Book list
From Booklist, Copyright © American Library Association. Used with permission.

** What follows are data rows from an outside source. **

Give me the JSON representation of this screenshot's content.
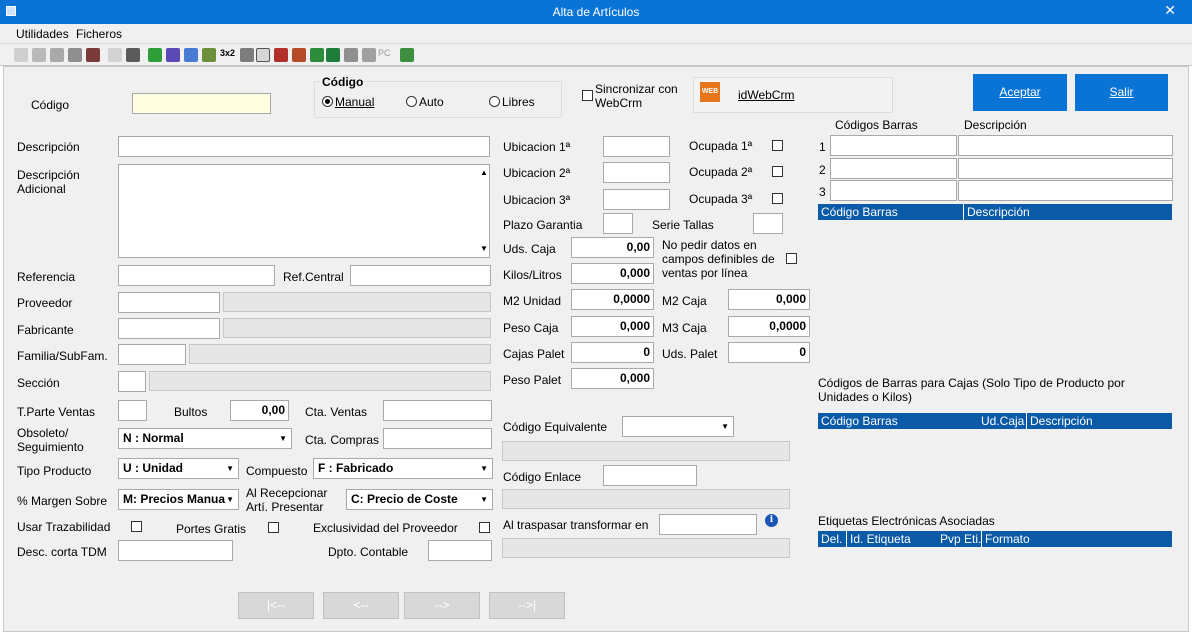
{
  "window": {
    "title": "Alta de Artículos",
    "close": "✕"
  },
  "menu": {
    "utilidades": "Utilidades",
    "ficheros": "Ficheros"
  },
  "codigo": {
    "label": "Código",
    "group_title": "Código",
    "opt_manual": "Manual",
    "opt_auto": "Auto",
    "opt_libres": "Libres",
    "selected": "Manual"
  },
  "sync": {
    "label": "Sincronizar con WebCrm",
    "badge": "WEB",
    "link": "idWebCrm"
  },
  "buttons": {
    "aceptar": "Aceptar",
    "salir": "Salir",
    "first": "|<--",
    "prev": "<--",
    "next": "-->",
    "last": "-->|"
  },
  "left": {
    "descripcion": "Descripción",
    "descripcion_adicional": "Descripción Adicional",
    "referencia": "Referencia",
    "ref_central": "Ref.Central",
    "proveedor": "Proveedor",
    "fabricante": "Fabricante",
    "familia": "Familia/SubFam.",
    "seccion": "Sección",
    "tparte": "T.Parte Ventas",
    "bultos": "Bultos",
    "bultos_value": "0,00",
    "cta_ventas": "Cta. Ventas",
    "obsoleto": "Obsoleto/ Seguimiento",
    "obsoleto_value": "N : Normal",
    "cta_compras": "Cta. Compras",
    "tipo_producto": "Tipo Producto",
    "tipo_producto_value": "U : Unidad",
    "compuesto": "Compuesto",
    "compuesto_value": "F : Fabricado",
    "margen": "% Margen Sobre",
    "margen_value": "M: Precios Manua",
    "al_recepcionar": "Al Recepcionar Artí. Presentar",
    "al_recepcionar_value": "C: Precio de Coste",
    "trazabilidad": "Usar Trazabilidad",
    "portes": "Portes Gratis",
    "exclusividad": "Exclusividad del Proveedor",
    "desc_corta": "Desc. corta TDM",
    "dpto": "Dpto. Contable"
  },
  "middle": {
    "ubicacion1": "Ubicacion 1ª",
    "ubicacion2": "Ubicacion 2ª",
    "ubicacion3": "Ubicacion 3ª",
    "ocupada1": "Ocupada 1ª",
    "ocupada2": "Ocupada 2ª",
    "ocupada3": "Ocupada 3ª",
    "plazo": "Plazo Garantia",
    "serie": "Serie Tallas",
    "uds_caja": "Uds. Caja",
    "uds_caja_value": "0,00",
    "no_pedir": "No pedir datos en campos definibles de ventas por línea",
    "kilos": "Kilos/Litros",
    "kilos_value": "0,000",
    "m2_unidad": "M2 Unidad",
    "m2_unidad_value": "0,0000",
    "m2_caja": "M2 Caja",
    "m2_caja_value": "0,000",
    "peso_caja": "Peso Caja",
    "peso_caja_value": "0,000",
    "m3_caja": "M3 Caja",
    "m3_caja_value": "0,0000",
    "cajas_palet": "Cajas Palet",
    "cajas_palet_value": "0",
    "uds_palet": "Uds. Palet",
    "uds_palet_value": "0",
    "peso_palet": "Peso Palet",
    "peso_palet_value": "0,000",
    "codigo_equivalente": "Código Equivalente",
    "codigo_enlace": "Código Enlace",
    "al_traspasar": "Al traspasar transformar en",
    "info": "i"
  },
  "right": {
    "codigos_barras": "Códigos Barras",
    "descripcion": "Descripción",
    "rows": [
      "1",
      "2",
      "3"
    ],
    "grid_h1": "Código Barras",
    "grid_h2": "Descripción",
    "cajas_title": "Códigos de Barras para Cajas  (Solo Tipo de Producto por Unidades o Kilos)",
    "cajas_h1": "Código Barras",
    "cajas_h2": "Ud.Caja",
    "cajas_h3": "Descripción",
    "etiquetas_title": "Etiquetas Electrónicas Asociadas",
    "et_h1": "Del.",
    "et_h2": "Id. Etiqueta",
    "et_h3": "Pvp Eti.",
    "et_h4": "Formato"
  }
}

Beginning with her first poetry book in 1963, Oliver has chronicled her enthrallment to the living world, especially the land and sea surrounding Provincetown, Massachusetts, and her spiritual evolution. In her newest collection, her compact poems are conversational and teasing, yet their taproots reach deeply into the aquifers of religion, philosophy, and literature. Some read like brief fables, such as when an old fox compares their respective species and tells the poet, You fuss, we live. A Bob Dylan quote inspires a poem about song, while a mockingbird's mimicry elicits thoughts about authenticity and one's true self. The crucial and moving poem Hum, Hum describes a scarring childhood redeemed by the solace of the embracing, living world and the words of poets. Oliver is funny and renegade as she protests cultural vapidity, greed, violence, and environmental decimation and ravishing in her close readings of nature, such as the resplendent Tides, which surges like the sea. Ultimately, Oliver warns us that the only ship there is / is the ship we are all on / burning the world as we go. --Seaman, Donna Copyright 2010 Booklist